Carbon monoxide (CO) is a poisonous gas that you can't see, smell or taste. Exposure to the gas can cause long-term damage or be fatal. Every year 40 people die from carbon monoxide in the UK, and 200 people are hospitalised. You can find more information below on how to protect yourself and your home from carbon monoxide poisoning, and what to do if there is a leak.

The warning signs

It's easy to spot signs that your gas or heating appliances are producing carbon monoxide. Danger signs can include:

  • Soft yellow flames
  • Sooty stains or discolouration on or around gas appliances
  • Increased levels of condensation in rooms with gas appliances
  • Fumes or smoke in the house
  • Slower than usual burning of solid fuel fires

What are the symptoms of carbon monoxide poisoning?

Symptoms can include:

  • Headaches
  • Drowsiness
  • Visual problems
  • Dry throat
  • Nausea
  • Vomiting

If you or someone you're with is feeling ill, visit your doctor urgently. Explain that symptoms may be related to CO poisoning and ask that they test a blood or breath sample.

If someone is seriously ill from poisoning it's vital that they leave the room and get fresh air. You should call for medical help urgently. Make sure that when help arrives you tell them that you suspect carbon monoxide poisoning. This will ensure they get the appropriate treatment quickly.

What to do if you detect possible carbon monoxide

If your carbon monoxide alarm sounds or you suspect a leak:

  • Stop using all appliances, switch them off, and open doors and windows to ventilate the property
  • Evacuate the property immediately – stay calm and avoid raising your heart rate
  • Call the National Gas Emergency Service on 0800 111 999 to report the incident, or the Health and Safety Executive (HSE) Gas Safety Advice Line on 0800 300 363
  • Seek immediate medical help – you may not realise you've been affected by the carbon monoxide, and going outside into fresh air won't treat any exposure by itself
  • Don't go back into the property – wait for advice from the emergency services

What causes carbon monoxide in the home?

Carbon monoxide is released into your home when faulty appliances start leaking. You must take the proper steps in your home to make sure you remain safe from carbon monoxide poisoning at all times.

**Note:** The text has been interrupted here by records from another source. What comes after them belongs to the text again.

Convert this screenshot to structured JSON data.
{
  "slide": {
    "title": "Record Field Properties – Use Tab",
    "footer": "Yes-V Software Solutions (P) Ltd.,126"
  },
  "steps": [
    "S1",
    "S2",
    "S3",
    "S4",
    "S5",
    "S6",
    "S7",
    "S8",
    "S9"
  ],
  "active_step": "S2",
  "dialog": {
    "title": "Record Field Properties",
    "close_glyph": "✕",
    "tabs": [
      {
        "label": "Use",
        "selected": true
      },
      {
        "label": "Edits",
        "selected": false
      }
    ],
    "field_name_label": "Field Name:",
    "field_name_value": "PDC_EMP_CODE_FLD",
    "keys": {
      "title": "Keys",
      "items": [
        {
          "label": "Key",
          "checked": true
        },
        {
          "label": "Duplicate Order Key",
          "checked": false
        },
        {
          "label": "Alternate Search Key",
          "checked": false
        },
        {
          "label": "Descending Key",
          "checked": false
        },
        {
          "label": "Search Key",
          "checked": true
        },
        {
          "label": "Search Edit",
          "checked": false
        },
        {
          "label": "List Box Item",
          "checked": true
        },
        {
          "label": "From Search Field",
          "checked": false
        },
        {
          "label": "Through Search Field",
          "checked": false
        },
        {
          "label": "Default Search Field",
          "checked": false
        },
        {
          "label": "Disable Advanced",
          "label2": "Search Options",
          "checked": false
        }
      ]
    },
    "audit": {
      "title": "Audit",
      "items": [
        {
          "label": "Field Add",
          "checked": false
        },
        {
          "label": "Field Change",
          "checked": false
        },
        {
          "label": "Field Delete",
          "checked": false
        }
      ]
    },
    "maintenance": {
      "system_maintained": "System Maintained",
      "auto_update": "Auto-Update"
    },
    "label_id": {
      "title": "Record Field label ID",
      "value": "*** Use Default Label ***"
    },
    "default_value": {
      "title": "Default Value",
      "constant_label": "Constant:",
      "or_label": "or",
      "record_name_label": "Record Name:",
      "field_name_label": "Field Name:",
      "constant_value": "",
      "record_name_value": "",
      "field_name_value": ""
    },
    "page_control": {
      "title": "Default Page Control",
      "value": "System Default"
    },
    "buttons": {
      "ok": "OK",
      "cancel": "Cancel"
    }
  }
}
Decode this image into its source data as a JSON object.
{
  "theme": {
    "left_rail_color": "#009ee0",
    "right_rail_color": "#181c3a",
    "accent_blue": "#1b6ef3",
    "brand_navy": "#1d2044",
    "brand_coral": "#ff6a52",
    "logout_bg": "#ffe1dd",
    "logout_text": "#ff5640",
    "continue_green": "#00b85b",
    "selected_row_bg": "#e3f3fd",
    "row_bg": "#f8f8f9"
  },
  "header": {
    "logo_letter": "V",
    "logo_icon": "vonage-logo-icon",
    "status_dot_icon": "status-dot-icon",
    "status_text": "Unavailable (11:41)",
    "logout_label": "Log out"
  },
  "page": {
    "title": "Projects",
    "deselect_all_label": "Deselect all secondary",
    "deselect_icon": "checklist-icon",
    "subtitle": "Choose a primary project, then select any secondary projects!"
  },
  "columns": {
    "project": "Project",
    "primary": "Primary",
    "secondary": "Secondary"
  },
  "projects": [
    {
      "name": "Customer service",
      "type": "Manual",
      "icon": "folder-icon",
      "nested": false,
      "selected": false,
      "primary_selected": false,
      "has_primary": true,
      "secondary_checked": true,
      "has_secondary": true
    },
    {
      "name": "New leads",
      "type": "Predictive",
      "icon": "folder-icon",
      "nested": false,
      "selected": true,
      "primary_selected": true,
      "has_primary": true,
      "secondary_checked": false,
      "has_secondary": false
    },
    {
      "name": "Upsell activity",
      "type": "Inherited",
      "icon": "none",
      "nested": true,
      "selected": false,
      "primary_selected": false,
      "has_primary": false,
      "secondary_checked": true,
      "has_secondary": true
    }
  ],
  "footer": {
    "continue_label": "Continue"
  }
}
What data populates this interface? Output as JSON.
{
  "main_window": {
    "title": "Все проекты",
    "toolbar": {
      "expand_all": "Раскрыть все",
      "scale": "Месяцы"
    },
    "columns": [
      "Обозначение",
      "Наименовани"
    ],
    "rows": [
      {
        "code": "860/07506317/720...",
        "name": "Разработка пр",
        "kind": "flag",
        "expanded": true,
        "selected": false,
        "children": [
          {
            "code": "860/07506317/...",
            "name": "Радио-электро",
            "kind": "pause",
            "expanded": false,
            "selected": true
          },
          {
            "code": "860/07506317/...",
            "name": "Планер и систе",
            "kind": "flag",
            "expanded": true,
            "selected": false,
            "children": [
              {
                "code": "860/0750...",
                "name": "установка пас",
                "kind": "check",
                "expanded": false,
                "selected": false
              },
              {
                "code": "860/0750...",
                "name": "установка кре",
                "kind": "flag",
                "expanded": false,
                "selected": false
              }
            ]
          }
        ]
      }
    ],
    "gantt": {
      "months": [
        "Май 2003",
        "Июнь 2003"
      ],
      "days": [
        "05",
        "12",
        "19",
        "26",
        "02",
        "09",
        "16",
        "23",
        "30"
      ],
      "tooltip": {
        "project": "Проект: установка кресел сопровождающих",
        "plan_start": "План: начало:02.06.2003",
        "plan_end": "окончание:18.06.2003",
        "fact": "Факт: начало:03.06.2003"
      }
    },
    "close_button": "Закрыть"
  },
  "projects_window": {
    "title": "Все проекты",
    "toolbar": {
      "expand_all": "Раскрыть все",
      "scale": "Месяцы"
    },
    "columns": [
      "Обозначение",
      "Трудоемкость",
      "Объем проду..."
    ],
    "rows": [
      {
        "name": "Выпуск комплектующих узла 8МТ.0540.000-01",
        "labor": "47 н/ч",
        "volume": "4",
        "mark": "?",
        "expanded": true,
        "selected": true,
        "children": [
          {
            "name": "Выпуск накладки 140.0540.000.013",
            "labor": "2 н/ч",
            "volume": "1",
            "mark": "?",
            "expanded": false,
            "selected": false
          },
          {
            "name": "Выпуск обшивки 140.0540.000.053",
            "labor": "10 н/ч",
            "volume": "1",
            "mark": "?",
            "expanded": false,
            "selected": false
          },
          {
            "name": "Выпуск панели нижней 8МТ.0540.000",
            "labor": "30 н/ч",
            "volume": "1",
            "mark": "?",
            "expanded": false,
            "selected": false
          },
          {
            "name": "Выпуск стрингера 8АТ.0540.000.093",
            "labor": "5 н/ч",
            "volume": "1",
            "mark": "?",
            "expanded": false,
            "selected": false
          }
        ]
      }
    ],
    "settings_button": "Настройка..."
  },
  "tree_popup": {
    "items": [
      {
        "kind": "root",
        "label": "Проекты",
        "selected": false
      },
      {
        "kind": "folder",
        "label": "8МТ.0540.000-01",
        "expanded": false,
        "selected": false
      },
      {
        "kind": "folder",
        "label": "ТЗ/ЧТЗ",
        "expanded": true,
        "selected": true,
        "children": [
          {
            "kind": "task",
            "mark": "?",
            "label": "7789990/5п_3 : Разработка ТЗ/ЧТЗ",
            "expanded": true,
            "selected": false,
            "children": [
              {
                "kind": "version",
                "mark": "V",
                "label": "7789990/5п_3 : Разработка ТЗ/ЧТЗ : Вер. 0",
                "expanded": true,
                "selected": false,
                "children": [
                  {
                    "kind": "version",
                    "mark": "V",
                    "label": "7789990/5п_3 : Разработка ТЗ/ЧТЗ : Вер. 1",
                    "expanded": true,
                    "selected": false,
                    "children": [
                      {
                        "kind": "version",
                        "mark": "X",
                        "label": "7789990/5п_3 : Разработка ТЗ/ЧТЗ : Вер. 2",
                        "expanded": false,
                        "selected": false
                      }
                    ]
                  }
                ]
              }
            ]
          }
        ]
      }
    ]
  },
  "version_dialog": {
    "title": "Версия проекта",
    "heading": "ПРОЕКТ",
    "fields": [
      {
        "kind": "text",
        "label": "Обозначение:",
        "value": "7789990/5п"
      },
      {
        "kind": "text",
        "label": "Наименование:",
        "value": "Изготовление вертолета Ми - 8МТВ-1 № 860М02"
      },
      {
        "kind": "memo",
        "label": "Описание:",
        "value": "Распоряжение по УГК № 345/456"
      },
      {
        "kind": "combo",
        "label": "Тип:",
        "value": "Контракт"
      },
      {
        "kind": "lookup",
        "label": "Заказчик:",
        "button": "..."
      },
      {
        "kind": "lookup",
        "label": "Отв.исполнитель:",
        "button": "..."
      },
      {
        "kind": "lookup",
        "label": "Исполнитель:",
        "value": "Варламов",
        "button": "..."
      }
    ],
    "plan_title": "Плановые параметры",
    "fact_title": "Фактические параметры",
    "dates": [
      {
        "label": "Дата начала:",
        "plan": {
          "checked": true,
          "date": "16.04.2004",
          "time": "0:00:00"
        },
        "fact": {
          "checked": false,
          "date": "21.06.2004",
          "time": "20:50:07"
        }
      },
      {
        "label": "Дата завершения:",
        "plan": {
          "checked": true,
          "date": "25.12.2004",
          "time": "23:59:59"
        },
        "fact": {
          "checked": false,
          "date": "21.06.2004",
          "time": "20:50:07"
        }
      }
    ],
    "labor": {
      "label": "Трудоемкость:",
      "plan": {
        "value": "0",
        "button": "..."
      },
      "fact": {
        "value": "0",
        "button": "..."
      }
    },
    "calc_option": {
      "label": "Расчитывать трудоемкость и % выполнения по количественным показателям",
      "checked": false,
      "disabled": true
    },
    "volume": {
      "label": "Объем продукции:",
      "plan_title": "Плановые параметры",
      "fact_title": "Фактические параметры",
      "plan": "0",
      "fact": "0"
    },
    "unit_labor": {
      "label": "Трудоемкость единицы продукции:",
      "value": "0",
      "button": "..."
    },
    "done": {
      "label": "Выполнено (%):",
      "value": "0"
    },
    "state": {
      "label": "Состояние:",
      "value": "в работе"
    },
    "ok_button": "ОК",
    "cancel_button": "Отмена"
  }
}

It is also important to note that carbon monoxide poisoning is different to carbon dioxide poisoning. The safety steps to protect against carbon dioxide poisoning will also be different.

Where can I buy a CO detector?

All SSE engineers carry CO detectors, which are available to buy any time you've arranged for one to come to your home. You can also buy a detector online, or at a number of DIY stores and retail outlets. When you buy your detector, make sure it meets current European safety standards so that you know it'll work safely and correctly in your home.

Look for alarms marked with the ‘EN50291’ standard. This may be written as BSEN 50291 or EN50291 and with the 'CE' mark, which can usually be found on the packaging and product. Your alarm will also have either a Kitemark or Loss Prevention Certification Board (LPCB) logo to show independent testing and certification.

Positioning my carbon monoxide detector

When fitting your alarm, you should always follow the instructions that come with it. Where you put the alarm is important, so here are some tips for where to position it.

  • Alarms can be placed in rooms with fuel burning appliances (eg the room in or near where your boiler is kept).
  • Place the alarm at head height. This means it'll be at your breathing level. You don't have to fix the alarm to the wall to do this. It can be placed on a table or shelf.
  • If you have a portable battery alarm, you can place it in the room you spend most time in, or move it from room to room.
  • Don't place your alarm in a cupboard, behind furniture or near ventilation areas (eg extraction fans).
  • Keep your carbon monoxide alarm at least one metre away from fires, boilers, cookers or heaters.
  • Avoid placing your carbon monoxide alarm in areas near high condensation and steam (eg kettles, cooker tops, showers).


Always make sure to regularly test your carbon monoxide alarm, which you can do by using the test button. Check the instructions to see where the button is and how it works on your particular alarm. When the low battery signal sounds, you must either replace the batteries or buy a new carbon monoxide detector. To find out which, you can read the instruction manual that came with your detector.

Remember that your carbon monoxide alarm must never be used in place of annual safety checks. Contact a Gas Safe registered engineer every 12 months to ensure your appliances work correctly, remain in warranty and are safe to use.